▶ Task details: What you return should match every record exactly, with the images removed.

▶ Entries supplied:
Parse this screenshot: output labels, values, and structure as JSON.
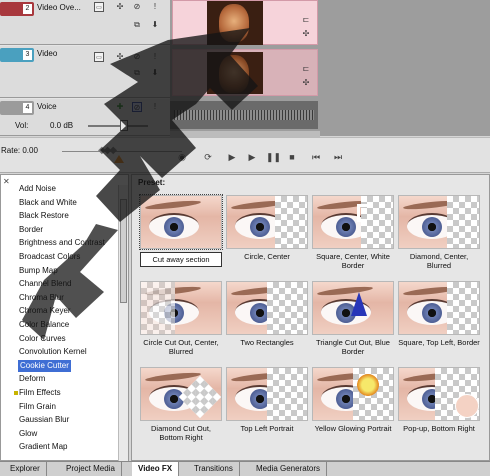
{
  "tracks": [
    {
      "number": "2",
      "name": "Video Ove...",
      "color": "#a8383d"
    },
    {
      "number": "3",
      "name": "Video",
      "color": "#4aa0bf"
    },
    {
      "number": "4",
      "name": "Voice",
      "color": "#9b9b9b",
      "vol_label": "Vol:",
      "vol_value": "0.0 dB"
    }
  ],
  "transport": {
    "rate_label": "Rate: 0.00"
  },
  "fx_list": {
    "items": [
      "Add Noise",
      "Black and White",
      "Black Restore",
      "Border",
      "Brightness and Contrast",
      "Broadcast Colors",
      "Bump Map",
      "Channel Blend",
      "Chroma Blur",
      "Chroma Keyer",
      "Color Balance",
      "Color Curves",
      "Convolution Kernel",
      "Cookie Cutter",
      "Deform",
      "Film Effects",
      "Film Grain",
      "Gaussian Blur",
      "Glow",
      "Gradient Map"
    ],
    "selected": "Cookie Cutter",
    "marked": "Film Effects"
  },
  "presets": {
    "title": "Preset:",
    "items": [
      {
        "label": "Cut away section"
      },
      {
        "label": "Circle, Center"
      },
      {
        "label": "Square, Center, White Border"
      },
      {
        "label": "Diamond, Center, Blurred"
      },
      {
        "label": "Circle Cut Out, Center, Blurred"
      },
      {
        "label": "Two Rectangles"
      },
      {
        "label": "Triangle Cut Out, Blue Border"
      },
      {
        "label": "Square, Top Left, Border"
      },
      {
        "label": "Diamond Cut Out, Bottom Right"
      },
      {
        "label": "Top Left Portrait"
      },
      {
        "label": "Yellow Glowing Portrait"
      },
      {
        "label": "Pop-up, Bottom Right"
      }
    ],
    "selected": "Cut away section"
  },
  "tabs": [
    {
      "label": "Explorer"
    },
    {
      "label": "Project Media"
    },
    {
      "label": "Video FX",
      "active": true
    },
    {
      "label": "Transitions"
    },
    {
      "label": "Media Generators"
    }
  ],
  "colors": {
    "selection": "#3f6ed4",
    "clip": "#f6d3da",
    "accent_orange": "#e3861d"
  }
}
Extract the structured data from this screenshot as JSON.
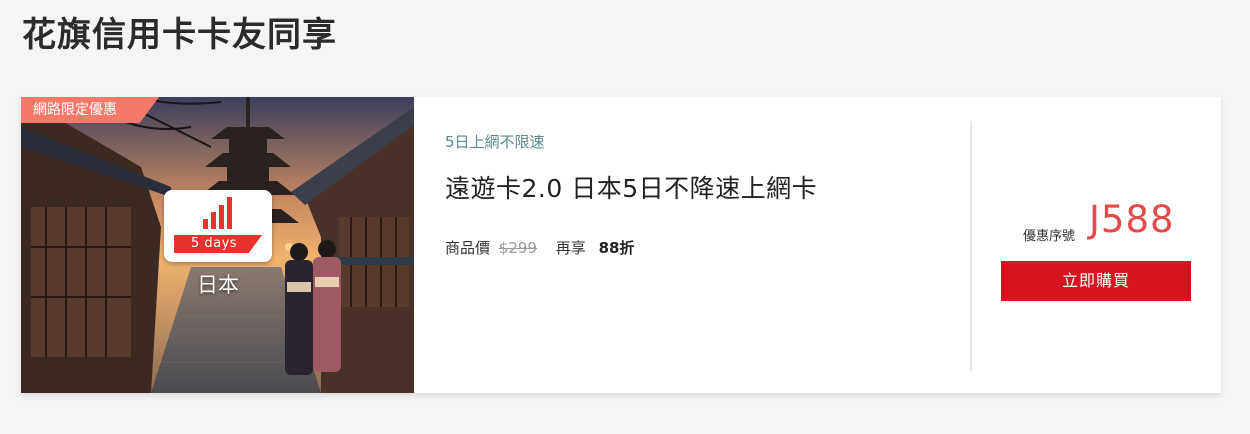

▶ Reply:
Parse this screenshot: output labels, values, and structure as JSON.
{
  "tracks": [
    {
      "number": "2",
      "name": "Video Ove...",
      "color": "#a8383d"
    },
    {
      "number": "3",
      "name": "Video",
      "color": "#4aa0bf"
    },
    {
      "number": "4",
      "name": "Voice",
      "color": "#9b9b9b",
      "vol_label": "Vol:",
      "vol_value": "0.0 dB"
    }
  ],
  "transport": {
    "rate_label": "Rate: 0.00"
  },
  "fx_list": {
    "items": [
      "Add Noise",
      "Black and White",
      "Black Restore",
      "Border",
      "Brightness and Contrast",
      "Broadcast Colors",
      "Bump Map",
      "Channel Blend",
      "Chroma Blur",
      "Chroma Keyer",
      "Color Balance",
      "Color Curves",
      "Convolution Kernel",
      "Cookie Cutter",
      "Deform",
      "Film Effects",
      "Film Grain",
      "Gaussian Blur",
      "Glow",
      "Gradient Map"
    ],
    "selected": "Cookie Cutter",
    "marked": "Film Effects"
  },
  "presets": {
    "title": "Preset:",
    "items": [
      {
        "label": "Cut away section"
      },
      {
        "label": "Circle, Center"
      },
      {
        "label": "Square, Center, White Border"
      },
      {
        "label": "Diamond, Center, Blurred"
      },
      {
        "label": "Circle Cut Out, Center, Blurred"
      },
      {
        "label": "Two Rectangles"
      },
      {
        "label": "Triangle Cut Out, Blue Border"
      },
      {
        "label": "Square, Top Left, Border"
      },
      {
        "label": "Diamond Cut Out, Bottom Right"
      },
      {
        "label": "Top Left Portrait"
      },
      {
        "label": "Yellow Glowing Portrait"
      },
      {
        "label": "Pop-up, Bottom Right"
      }
    ],
    "selected": "Cut away section"
  },
  "tabs": [
    {
      "label": "Explorer"
    },
    {
      "label": "Project Media"
    },
    {
      "label": "Video FX",
      "active": true
    },
    {
      "label": "Transitions"
    },
    {
      "label": "Media Generators"
    }
  ],
  "colors": {
    "selection": "#3f6ed4",
    "clip": "#f6d3da",
    "accent_orange": "#e3861d"
  }
}
Extract the structured data from this screenshot as JSON.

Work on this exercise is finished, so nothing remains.